• [What to work on]:
So that nothing is lost, restate each entry exactly as supplied.

[Website and app data records]
◆ ◆ ◆

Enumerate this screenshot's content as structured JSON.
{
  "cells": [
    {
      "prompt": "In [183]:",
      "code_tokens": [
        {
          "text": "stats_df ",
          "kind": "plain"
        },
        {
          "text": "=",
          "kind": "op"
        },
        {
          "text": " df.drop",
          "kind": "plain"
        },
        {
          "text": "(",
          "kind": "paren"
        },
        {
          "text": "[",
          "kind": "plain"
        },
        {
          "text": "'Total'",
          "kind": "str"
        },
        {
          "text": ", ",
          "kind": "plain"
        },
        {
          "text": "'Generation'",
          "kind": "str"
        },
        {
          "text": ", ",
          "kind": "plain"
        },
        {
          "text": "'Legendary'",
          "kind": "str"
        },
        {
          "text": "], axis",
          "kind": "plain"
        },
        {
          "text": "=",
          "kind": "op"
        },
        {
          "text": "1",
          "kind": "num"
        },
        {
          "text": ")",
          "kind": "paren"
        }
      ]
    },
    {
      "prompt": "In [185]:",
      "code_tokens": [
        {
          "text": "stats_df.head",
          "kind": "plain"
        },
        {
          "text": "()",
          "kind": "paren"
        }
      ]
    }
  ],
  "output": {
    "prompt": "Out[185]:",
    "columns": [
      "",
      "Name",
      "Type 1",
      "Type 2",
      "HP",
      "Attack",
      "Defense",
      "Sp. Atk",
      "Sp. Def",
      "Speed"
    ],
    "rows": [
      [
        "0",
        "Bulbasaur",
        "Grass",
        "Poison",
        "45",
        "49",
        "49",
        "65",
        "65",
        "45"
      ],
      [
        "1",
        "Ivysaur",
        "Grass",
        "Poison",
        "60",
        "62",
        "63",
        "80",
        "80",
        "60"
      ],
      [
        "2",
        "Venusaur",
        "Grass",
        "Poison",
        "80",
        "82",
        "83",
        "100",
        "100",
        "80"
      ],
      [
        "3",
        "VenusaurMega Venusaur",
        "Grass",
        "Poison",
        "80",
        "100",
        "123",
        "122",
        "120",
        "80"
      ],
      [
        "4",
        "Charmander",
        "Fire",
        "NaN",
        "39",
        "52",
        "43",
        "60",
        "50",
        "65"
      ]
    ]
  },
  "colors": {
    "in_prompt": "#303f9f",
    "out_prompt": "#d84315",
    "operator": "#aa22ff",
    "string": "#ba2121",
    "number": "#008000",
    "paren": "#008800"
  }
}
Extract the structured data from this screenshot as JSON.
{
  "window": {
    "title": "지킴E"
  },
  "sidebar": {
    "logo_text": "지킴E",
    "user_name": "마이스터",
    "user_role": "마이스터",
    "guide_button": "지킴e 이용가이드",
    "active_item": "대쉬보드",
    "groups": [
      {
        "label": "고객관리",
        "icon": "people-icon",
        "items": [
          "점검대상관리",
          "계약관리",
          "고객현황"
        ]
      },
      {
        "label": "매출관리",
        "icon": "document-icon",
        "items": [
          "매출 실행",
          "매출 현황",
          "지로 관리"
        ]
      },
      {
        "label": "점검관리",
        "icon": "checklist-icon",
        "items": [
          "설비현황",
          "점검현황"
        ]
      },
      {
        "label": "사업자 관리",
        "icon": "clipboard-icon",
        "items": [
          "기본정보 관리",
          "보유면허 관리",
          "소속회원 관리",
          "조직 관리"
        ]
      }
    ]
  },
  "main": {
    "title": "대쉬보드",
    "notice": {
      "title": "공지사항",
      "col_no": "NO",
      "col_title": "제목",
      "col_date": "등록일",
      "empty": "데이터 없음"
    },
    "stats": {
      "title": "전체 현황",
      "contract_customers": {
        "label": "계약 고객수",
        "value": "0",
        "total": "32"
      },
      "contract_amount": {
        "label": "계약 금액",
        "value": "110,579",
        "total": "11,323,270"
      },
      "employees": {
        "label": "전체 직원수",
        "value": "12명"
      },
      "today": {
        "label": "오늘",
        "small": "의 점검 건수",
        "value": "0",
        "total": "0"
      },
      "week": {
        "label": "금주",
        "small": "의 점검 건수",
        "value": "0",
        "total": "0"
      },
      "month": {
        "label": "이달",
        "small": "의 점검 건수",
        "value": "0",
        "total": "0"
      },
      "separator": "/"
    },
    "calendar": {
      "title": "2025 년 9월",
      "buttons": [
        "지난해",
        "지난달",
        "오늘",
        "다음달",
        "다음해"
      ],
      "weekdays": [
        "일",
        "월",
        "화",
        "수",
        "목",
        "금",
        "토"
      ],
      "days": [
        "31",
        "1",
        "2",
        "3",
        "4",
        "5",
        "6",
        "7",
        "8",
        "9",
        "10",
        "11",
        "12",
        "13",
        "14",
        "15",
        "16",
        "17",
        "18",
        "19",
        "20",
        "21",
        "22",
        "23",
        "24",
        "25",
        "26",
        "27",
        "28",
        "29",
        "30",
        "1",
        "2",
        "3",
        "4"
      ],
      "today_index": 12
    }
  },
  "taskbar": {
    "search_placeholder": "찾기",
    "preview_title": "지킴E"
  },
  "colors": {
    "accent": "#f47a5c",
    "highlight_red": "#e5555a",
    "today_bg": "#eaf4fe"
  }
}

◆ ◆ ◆

• [Reply]:
Enumerate this screenshot's content as structured JSON.
{
  "cells": [
    {
      "prompt": "In [183]:",
      "code_tokens": [
        {
          "text": "stats_df ",
          "kind": "plain"
        },
        {
          "text": "=",
          "kind": "op"
        },
        {
          "text": " df.drop",
          "kind": "plain"
        },
        {
          "text": "(",
          "kind": "paren"
        },
        {
          "text": "[",
          "kind": "plain"
        },
        {
          "text": "'Total'",
          "kind": "str"
        },
        {
          "text": ", ",
          "kind": "plain"
        },
        {
          "text": "'Generation'",
          "kind": "str"
        },
        {
          "text": ", ",
          "kind": "plain"
        },
        {
          "text": "'Legendary'",
          "kind": "str"
        },
        {
          "text": "], axis",
          "kind": "plain"
        },
        {
          "text": "=",
          "kind": "op"
        },
        {
          "text": "1",
          "kind": "num"
        },
        {
          "text": ")",
          "kind": "paren"
        }
      ]
    },
    {
      "prompt": "In [185]:",
      "code_tokens": [
        {
          "text": "stats_df.head",
          "kind": "plain"
        },
        {
          "text": "()",
          "kind": "paren"
        }
      ]
    }
  ],
  "output": {
    "prompt": "Out[185]:",
    "columns": [
      "",
      "Name",
      "Type 1",
      "Type 2",
      "HP",
      "Attack",
      "Defense",
      "Sp. Atk",
      "Sp. Def",
      "Speed"
    ],
    "rows": [
      [
        "0",
        "Bulbasaur",
        "Grass",
        "Poison",
        "45",
        "49",
        "49",
        "65",
        "65",
        "45"
      ],
      [
        "1",
        "Ivysaur",
        "Grass",
        "Poison",
        "60",
        "62",
        "63",
        "80",
        "80",
        "60"
      ],
      [
        "2",
        "Venusaur",
        "Grass",
        "Poison",
        "80",
        "82",
        "83",
        "100",
        "100",
        "80"
      ],
      [
        "3",
        "VenusaurMega Venusaur",
        "Grass",
        "Poison",
        "80",
        "100",
        "123",
        "122",
        "120",
        "80"
      ],
      [
        "4",
        "Charmander",
        "Fire",
        "NaN",
        "39",
        "52",
        "43",
        "60",
        "50",
        "65"
      ]
    ]
  },
  "colors": {
    "in_prompt": "#303f9f",
    "out_prompt": "#d84315",
    "operator": "#aa22ff",
    "string": "#ba2121",
    "number": "#008000",
    "paren": "#008800"
  }
}
Extract the structured data from this screenshot as JSON.
{
  "window": {
    "title": "지킴E"
  },
  "sidebar": {
    "logo_text": "지킴E",
    "user_name": "마이스터",
    "user_role": "마이스터",
    "guide_button": "지킴e 이용가이드",
    "active_item": "대쉬보드",
    "groups": [
      {
        "label": "고객관리",
        "icon": "people-icon",
        "items": [
          "점검대상관리",
          "계약관리",
          "고객현황"
        ]
      },
      {
        "label": "매출관리",
        "icon": "document-icon",
        "items": [
          "매출 실행",
          "매출 현황",
          "지로 관리"
        ]
      },
      {
        "label": "점검관리",
        "icon": "checklist-icon",
        "items": [
          "설비현황",
          "점검현황"
        ]
      },
      {
        "label": "사업자 관리",
        "icon": "clipboard-icon",
        "items": [
          "기본정보 관리",
          "보유면허 관리",
          "소속회원 관리",
          "조직 관리"
        ]
      }
    ]
  },
  "main": {
    "title": "대쉬보드",
    "notice": {
      "title": "공지사항",
      "col_no": "NO",
      "col_title": "제목",
      "col_date": "등록일",
      "empty": "데이터 없음"
    },
    "stats": {
      "title": "전체 현황",
      "contract_customers": {
        "label": "계약 고객수",
        "value": "0",
        "total": "32"
      },
      "contract_amount": {
        "label": "계약 금액",
        "value": "110,579",
        "total": "11,323,270"
      },
      "employees": {
        "label": "전체 직원수",
        "value": "12명"
      },
      "today": {
        "label": "오늘",
        "small": "의 점검 건수",
        "value": "0",
        "total": "0"
      },
      "week": {
        "label": "금주",
        "small": "의 점검 건수",
        "value": "0",
        "total": "0"
      },
      "month": {
        "label": "이달",
        "small": "의 점검 건수",
        "value": "0",
        "total": "0"
      },
      "separator": "/"
    },
    "calendar": {
      "title": "2025 년 9월",
      "buttons": [
        "지난해",
        "지난달",
        "오늘",
        "다음달",
        "다음해"
      ],
      "weekdays": [
        "일",
        "월",
        "화",
        "수",
        "목",
        "금",
        "토"
      ],
      "days": [
        "31",
        "1",
        "2",
        "3",
        "4",
        "5",
        "6",
        "7",
        "8",
        "9",
        "10",
        "11",
        "12",
        "13",
        "14",
        "15",
        "16",
        "17",
        "18",
        "19",
        "20",
        "21",
        "22",
        "23",
        "24",
        "25",
        "26",
        "27",
        "28",
        "29",
        "30",
        "1",
        "2",
        "3",
        "4"
      ],
      "today_index": 12
    }
  },
  "taskbar": {
    "search_placeholder": "찾기",
    "preview_title": "지킴E"
  },
  "colors": {
    "accent": "#f47a5c",
    "highlight_red": "#e5555a",
    "today_bg": "#eaf4fe"
  }
}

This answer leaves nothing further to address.